Problem requirements: Each line in the entries that has the word "name" has to be copied.

Records to process:

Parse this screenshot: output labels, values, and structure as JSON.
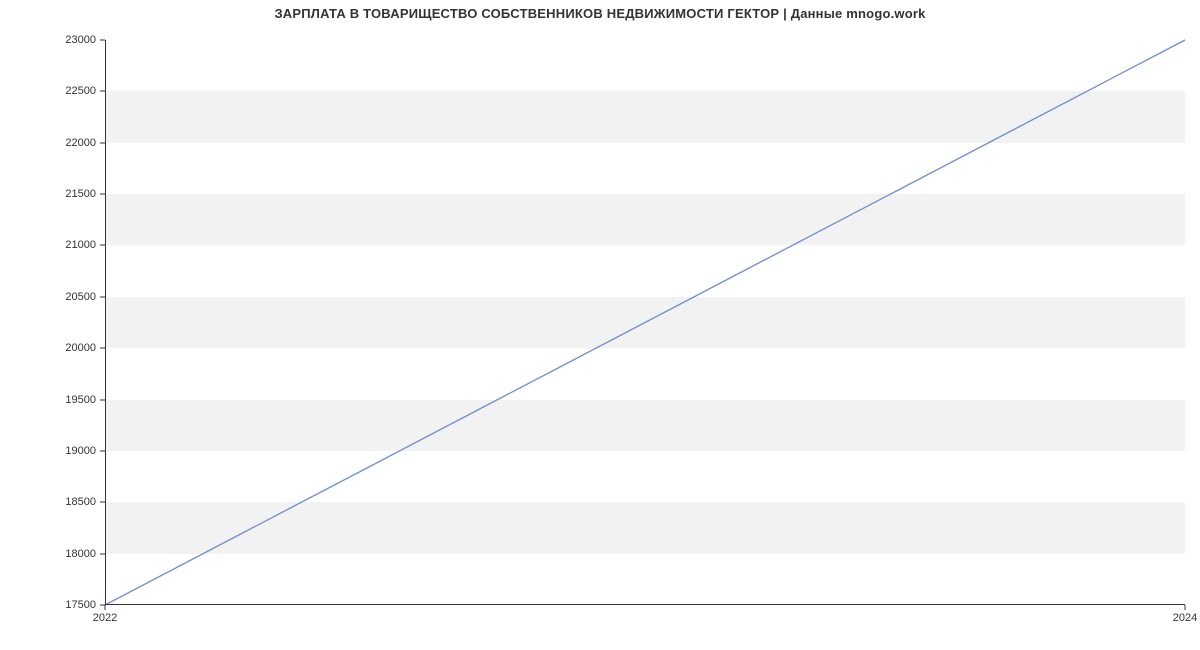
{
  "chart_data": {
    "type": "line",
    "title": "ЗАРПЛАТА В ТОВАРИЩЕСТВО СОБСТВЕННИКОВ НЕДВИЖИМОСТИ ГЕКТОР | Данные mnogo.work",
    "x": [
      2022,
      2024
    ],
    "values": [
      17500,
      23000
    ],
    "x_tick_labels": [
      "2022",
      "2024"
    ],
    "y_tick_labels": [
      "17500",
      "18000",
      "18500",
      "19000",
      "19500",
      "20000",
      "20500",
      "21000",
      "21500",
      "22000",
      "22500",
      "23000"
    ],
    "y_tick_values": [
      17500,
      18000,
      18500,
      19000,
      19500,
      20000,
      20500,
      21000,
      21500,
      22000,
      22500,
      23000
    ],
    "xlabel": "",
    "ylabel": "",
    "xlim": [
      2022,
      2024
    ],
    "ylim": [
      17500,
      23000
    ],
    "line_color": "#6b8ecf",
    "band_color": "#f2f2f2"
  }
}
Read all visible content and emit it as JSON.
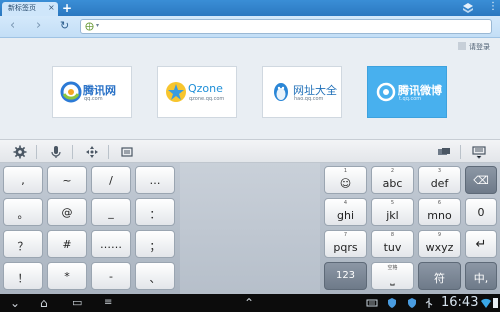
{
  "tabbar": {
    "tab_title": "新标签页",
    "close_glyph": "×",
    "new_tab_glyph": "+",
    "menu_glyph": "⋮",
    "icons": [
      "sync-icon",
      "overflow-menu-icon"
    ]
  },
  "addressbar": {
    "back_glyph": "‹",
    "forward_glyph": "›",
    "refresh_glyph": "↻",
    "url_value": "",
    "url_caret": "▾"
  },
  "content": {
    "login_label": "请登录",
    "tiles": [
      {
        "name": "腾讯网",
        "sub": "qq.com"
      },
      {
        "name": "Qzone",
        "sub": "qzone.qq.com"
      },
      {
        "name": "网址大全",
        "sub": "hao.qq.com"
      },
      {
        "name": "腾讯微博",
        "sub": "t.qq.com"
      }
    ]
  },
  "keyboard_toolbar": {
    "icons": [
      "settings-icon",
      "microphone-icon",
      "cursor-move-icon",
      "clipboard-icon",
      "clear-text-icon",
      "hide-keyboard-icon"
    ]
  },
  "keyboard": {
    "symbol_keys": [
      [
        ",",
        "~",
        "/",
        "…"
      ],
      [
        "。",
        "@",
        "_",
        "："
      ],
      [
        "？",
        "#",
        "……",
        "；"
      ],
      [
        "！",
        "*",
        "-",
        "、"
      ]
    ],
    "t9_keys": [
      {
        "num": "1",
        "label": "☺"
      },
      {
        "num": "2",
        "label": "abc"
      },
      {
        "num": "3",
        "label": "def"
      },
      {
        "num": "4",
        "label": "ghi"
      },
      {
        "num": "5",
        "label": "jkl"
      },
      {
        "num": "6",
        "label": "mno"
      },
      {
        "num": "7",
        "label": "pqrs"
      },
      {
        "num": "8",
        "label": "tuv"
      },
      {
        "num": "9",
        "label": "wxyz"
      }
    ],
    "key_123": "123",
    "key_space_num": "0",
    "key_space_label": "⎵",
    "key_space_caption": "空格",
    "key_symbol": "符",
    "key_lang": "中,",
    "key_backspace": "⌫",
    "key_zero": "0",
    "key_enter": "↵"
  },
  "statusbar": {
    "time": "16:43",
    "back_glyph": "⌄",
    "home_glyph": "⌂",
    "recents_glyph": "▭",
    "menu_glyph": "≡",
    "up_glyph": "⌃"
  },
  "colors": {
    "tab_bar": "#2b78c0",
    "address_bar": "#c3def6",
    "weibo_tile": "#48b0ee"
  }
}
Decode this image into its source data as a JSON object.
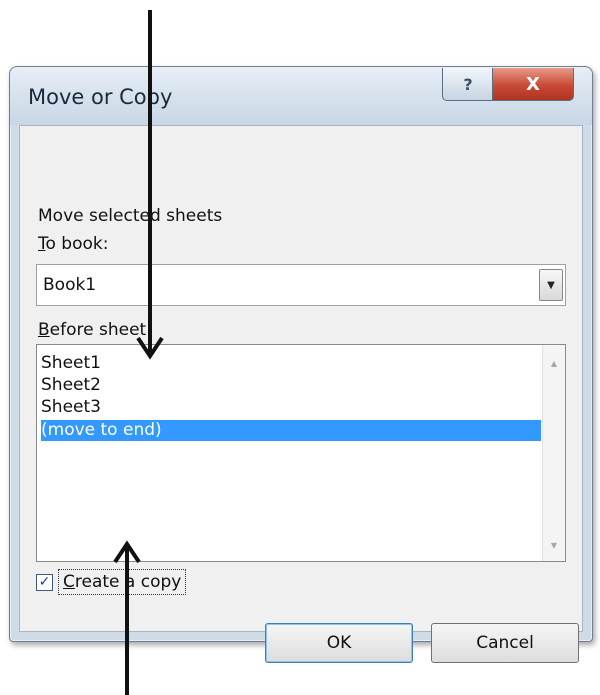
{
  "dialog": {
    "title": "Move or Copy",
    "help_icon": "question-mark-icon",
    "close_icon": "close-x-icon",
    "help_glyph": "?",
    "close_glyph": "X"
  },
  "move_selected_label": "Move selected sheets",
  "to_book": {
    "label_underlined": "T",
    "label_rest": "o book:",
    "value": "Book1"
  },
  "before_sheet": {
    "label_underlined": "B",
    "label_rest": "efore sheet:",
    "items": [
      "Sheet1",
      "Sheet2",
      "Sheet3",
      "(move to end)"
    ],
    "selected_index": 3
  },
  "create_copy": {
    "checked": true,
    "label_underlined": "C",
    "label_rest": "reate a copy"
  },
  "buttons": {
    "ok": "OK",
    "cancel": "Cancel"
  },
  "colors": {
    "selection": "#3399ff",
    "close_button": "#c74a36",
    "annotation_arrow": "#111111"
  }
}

Answer area:
        "name": "腾讯网",
        "name": "Qzone",
        "name": "网址大全",
        "name": "腾讯微博",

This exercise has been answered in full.